*** Data shown
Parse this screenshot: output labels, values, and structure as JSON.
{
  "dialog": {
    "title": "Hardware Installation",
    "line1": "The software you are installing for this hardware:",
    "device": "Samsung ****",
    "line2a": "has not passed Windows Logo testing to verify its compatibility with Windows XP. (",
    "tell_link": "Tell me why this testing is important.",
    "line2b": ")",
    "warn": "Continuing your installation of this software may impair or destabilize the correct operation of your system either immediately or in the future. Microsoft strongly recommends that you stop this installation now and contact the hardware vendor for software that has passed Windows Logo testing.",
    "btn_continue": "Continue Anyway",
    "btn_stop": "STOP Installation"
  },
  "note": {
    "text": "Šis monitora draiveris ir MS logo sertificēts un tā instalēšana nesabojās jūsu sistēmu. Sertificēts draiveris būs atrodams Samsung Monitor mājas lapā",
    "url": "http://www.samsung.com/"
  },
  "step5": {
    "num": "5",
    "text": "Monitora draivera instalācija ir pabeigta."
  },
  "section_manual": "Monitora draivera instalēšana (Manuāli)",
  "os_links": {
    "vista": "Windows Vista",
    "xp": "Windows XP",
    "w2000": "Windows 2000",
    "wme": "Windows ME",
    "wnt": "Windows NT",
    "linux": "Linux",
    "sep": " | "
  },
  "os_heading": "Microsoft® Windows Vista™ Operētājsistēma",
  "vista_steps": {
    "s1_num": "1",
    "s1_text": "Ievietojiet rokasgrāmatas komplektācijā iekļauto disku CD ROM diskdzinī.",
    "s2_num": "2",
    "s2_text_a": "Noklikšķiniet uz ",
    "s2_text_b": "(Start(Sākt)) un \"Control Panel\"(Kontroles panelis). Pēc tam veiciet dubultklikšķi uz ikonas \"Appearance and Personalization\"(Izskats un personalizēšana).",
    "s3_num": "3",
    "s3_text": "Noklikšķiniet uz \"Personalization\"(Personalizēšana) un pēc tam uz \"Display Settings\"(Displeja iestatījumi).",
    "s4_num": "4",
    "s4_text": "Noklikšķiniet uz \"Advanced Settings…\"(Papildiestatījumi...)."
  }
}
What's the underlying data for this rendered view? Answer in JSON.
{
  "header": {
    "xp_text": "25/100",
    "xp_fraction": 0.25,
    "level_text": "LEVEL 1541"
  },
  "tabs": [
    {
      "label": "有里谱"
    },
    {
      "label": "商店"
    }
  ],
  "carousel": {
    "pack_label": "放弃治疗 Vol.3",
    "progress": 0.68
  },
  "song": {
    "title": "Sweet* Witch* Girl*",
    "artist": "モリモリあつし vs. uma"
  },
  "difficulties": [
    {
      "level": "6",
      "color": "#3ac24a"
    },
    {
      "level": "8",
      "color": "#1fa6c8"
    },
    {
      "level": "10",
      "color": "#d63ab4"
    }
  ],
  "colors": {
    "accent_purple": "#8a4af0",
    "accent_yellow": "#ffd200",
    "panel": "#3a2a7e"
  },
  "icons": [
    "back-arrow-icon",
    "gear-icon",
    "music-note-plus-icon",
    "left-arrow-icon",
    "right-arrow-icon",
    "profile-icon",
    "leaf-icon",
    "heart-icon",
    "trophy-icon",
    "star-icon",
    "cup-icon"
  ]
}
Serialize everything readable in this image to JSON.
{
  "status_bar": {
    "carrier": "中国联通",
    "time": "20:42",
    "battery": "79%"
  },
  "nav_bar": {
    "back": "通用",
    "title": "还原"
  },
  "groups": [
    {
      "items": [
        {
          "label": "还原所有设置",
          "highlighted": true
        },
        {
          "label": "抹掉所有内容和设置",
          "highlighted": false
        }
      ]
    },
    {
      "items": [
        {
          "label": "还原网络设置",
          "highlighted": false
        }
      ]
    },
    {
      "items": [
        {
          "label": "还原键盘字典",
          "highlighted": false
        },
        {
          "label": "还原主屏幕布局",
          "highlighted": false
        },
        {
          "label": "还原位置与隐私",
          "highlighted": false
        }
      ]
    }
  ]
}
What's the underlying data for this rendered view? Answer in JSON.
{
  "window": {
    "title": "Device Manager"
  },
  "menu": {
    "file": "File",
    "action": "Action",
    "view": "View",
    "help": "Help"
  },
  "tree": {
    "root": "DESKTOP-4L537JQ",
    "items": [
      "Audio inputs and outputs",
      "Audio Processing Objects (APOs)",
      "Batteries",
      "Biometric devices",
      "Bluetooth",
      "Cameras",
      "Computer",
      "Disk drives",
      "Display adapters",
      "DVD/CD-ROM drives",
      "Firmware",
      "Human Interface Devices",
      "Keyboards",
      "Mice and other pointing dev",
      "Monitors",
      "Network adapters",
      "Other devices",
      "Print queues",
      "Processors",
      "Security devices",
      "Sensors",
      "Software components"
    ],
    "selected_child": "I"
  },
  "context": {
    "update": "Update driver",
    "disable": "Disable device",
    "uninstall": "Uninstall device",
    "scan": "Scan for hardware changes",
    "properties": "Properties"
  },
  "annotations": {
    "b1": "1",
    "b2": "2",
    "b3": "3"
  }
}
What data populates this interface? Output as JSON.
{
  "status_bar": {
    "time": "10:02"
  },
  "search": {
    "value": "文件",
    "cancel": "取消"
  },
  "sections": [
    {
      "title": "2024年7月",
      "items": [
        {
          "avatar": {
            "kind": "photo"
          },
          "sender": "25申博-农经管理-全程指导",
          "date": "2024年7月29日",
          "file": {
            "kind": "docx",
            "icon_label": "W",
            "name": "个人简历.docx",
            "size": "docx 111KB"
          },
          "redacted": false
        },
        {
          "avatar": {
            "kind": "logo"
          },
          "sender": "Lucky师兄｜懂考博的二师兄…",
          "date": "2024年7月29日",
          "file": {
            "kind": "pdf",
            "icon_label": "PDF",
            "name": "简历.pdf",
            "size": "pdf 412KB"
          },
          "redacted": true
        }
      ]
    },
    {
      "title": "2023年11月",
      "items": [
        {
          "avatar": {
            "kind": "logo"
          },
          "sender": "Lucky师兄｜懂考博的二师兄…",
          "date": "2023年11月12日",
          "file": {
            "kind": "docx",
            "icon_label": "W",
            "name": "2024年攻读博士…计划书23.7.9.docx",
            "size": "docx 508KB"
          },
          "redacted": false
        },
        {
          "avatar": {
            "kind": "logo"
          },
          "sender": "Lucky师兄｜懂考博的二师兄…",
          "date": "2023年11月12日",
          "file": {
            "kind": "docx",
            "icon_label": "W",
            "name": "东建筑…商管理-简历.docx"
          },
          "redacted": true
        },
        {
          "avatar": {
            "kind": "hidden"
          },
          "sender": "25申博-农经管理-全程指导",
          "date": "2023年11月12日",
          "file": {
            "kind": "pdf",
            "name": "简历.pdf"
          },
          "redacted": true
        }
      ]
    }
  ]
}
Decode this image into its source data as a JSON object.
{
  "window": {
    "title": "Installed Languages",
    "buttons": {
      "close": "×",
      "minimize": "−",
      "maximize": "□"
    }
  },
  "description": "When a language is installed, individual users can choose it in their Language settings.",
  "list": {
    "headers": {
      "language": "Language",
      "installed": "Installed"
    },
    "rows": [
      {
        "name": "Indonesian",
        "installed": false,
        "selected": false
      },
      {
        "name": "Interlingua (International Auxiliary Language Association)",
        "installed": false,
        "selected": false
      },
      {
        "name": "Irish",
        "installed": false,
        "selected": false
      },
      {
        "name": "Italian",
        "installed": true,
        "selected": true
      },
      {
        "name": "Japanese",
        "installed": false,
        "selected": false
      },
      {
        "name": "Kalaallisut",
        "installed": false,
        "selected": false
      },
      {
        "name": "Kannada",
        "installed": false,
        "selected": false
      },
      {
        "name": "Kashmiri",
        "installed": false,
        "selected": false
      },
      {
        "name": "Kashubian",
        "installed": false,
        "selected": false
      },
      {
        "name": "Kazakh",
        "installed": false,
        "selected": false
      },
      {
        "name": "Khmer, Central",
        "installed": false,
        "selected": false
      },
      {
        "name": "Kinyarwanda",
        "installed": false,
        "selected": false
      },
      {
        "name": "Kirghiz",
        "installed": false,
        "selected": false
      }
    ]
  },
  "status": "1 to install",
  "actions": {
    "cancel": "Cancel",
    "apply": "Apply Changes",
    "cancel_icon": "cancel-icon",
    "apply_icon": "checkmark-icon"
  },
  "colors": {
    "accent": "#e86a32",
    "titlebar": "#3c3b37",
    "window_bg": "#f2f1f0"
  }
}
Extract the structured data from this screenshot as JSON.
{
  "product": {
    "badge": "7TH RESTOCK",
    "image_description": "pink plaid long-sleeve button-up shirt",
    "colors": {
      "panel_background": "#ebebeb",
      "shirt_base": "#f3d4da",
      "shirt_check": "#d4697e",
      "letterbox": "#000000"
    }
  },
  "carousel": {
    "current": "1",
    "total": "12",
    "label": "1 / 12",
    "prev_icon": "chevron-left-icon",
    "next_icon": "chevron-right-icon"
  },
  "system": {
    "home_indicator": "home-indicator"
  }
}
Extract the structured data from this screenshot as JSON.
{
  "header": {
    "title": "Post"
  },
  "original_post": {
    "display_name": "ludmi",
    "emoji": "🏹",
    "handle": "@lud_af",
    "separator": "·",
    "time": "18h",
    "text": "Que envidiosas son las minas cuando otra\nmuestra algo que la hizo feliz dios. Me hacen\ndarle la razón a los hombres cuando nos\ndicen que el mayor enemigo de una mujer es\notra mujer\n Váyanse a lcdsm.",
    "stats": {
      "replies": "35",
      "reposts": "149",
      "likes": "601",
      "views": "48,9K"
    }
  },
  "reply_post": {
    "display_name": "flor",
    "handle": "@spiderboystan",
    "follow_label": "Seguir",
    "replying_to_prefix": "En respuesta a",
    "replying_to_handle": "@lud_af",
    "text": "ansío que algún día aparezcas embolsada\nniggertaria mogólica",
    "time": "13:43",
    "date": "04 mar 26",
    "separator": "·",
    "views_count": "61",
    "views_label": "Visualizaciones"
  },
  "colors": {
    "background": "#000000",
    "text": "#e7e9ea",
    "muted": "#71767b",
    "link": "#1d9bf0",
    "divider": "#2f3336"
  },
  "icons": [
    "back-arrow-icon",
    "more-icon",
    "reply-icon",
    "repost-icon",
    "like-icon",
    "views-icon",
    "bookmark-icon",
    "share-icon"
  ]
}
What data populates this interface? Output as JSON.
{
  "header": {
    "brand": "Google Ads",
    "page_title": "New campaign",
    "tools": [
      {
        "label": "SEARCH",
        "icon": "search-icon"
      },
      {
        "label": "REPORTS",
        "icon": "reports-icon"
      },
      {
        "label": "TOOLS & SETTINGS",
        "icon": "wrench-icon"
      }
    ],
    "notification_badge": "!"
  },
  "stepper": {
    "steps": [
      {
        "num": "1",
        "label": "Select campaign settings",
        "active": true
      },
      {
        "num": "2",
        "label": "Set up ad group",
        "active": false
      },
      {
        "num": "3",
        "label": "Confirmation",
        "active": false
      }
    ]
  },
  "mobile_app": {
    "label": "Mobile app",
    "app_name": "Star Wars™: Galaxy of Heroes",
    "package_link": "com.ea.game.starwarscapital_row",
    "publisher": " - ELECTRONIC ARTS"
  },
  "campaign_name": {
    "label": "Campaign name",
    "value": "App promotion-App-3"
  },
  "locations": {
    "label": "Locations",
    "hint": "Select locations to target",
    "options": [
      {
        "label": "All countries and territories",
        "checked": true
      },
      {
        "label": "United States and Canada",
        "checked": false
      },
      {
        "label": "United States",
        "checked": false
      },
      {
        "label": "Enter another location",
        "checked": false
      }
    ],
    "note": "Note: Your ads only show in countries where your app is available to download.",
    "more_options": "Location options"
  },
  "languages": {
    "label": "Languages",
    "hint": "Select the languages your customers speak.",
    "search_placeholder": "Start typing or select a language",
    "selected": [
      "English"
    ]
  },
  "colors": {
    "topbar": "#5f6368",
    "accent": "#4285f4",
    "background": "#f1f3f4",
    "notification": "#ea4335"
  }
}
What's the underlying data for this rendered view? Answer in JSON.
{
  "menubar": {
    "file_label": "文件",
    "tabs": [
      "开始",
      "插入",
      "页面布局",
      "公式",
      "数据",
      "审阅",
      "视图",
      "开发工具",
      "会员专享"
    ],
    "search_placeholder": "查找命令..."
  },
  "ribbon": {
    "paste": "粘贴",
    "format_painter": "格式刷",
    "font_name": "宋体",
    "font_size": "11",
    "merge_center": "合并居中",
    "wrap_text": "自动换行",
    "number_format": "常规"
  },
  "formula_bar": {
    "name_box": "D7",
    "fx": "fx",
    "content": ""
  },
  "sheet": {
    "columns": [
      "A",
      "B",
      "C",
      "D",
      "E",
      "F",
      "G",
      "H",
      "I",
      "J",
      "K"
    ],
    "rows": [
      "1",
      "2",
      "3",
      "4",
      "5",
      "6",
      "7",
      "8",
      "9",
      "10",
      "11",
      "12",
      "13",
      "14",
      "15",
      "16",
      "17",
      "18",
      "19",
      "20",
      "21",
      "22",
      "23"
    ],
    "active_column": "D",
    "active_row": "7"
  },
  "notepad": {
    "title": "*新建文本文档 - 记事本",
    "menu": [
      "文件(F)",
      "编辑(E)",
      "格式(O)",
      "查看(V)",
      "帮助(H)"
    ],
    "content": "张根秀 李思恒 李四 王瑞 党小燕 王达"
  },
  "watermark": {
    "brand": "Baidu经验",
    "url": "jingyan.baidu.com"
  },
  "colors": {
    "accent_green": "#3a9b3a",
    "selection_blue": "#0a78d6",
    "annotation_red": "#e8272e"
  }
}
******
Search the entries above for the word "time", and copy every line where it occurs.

**Response to this task**
    "time": "20:42",
    "time": "10:02"
    "time": "18h",
    "time": "13:43",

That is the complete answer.